Q. Yours views regarding fascilities provided FMGI ?

90%
80%
70%
60%
50%
fascilities provided
40% at FMGI
30%
20%
10%
0%
excellent fair

Interpretation– 86% workers consider that fascilities provided to them are good
whereas 10% consider them as excellent.
Conclusion
Findings

Almost 56% of the workers at FMGI are working for more than 10 years whereas 36%
are working for more than 5 yrs.

Almost 96% of the workers do not remain absent.

According to 96% workers, personal problem is the reason for being absent. 4% think
that stress can also be the reason.

Almost 76% workers rate the present absenteeism policy as good whereas 22% rate it as
excellent.

Almost 94% of the workers at FMGI are clear regarding their work responsibilities.

82% of the workers are fully satisfied with their work whereas 16% workers think their
work as good.

76 % workers have good relations with the superiors whereas 22% have excellent
relations with the superiors.

42% workers think that their superior’s behaviour towards their problems is excellent &
56% workers consider it as good.
Suggestions
Suggestions and Recommendations
Following points can be suggested for the chronicle absentees -

Provide Incentives- An incentive provides an employee with a boost to their motivation


and avoid unnecessary absenteeism. Incentives like two hours of bonus pay for every
month of perfect attendance can improve a lot.

Employee Assistance Program- if you confront an employee about his or her frequent
absenteeism and you find out that it is due to personal problems refer them to EAP.

Sickness Reporting – tell employees that they must phone in as early as possible to
advise why they are unable to make it to work and when they expect to return.

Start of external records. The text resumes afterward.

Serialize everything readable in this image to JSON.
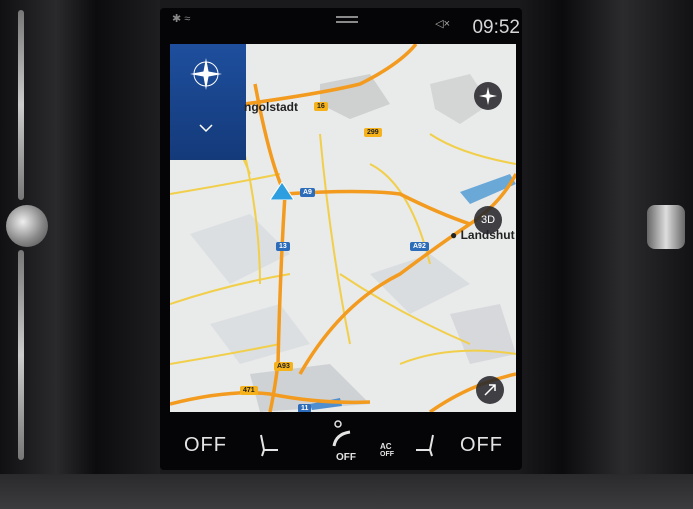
{
  "status": {
    "time": "09:52"
  },
  "map": {
    "cities": [
      {
        "name": "ngolstadt"
      },
      {
        "name": "Landshut"
      }
    ],
    "road_badges": [
      "16",
      "299",
      "A9",
      "A92",
      "13",
      "A93",
      "471",
      "11"
    ],
    "view_button": "3D"
  },
  "climate": {
    "left_temp": "OFF",
    "right_temp": "OFF",
    "fan_label": "OFF",
    "ac_label_top": "AC",
    "ac_label_bottom": "OFF"
  }
}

Return To Work Interview- when an employee returns to work then ensure that they
have a ‘return to work interview’.

Bradford factor can also be used to identify and cure excessive absenteeism.

In the end to conclude this report I would like to specify that the project allotted to me on
ABSENTEEISM was of immense help to me in understanding the working environment
of an organization, thereby providing a first hand practical experience.

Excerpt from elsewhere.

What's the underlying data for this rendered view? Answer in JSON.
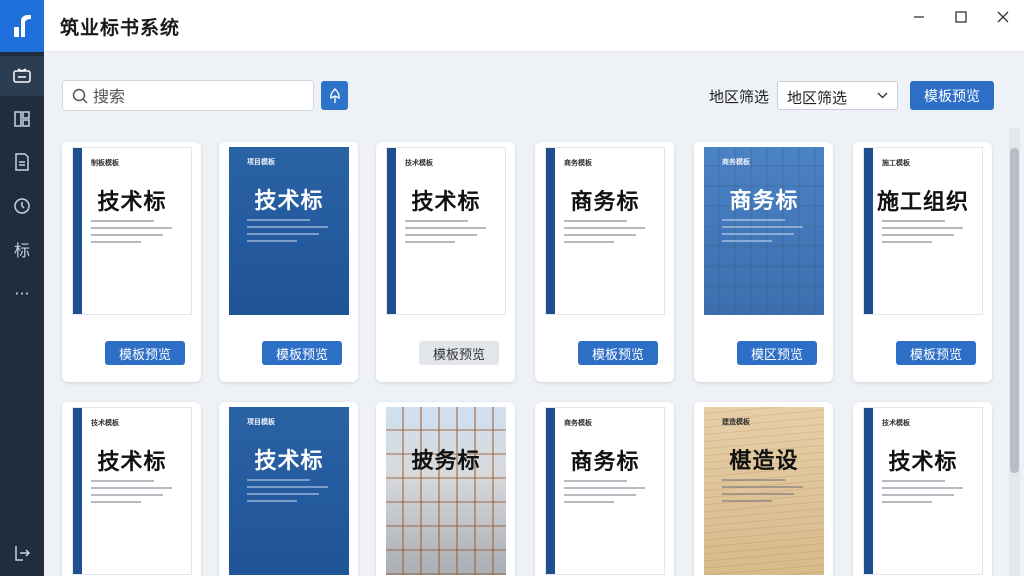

In this project while identifying the reasons of absenteeism of the workers of FMGI,
Patiala I got an opportunity to interact with workers to observe their behavior and
attitude.

In the end I would once again like to thank the people of FMGI who helped me in
accomplishing this project and boosting my morale by appreciating and recognizing my
efforts.
BIBLIOGRAPHY

o www.goetzeindia.com
o www.benifits.org
o www.employer-employee.com
o www.citehr.com
o www.management-issues.com
o www.e-days.com
THANKS

TO

ALL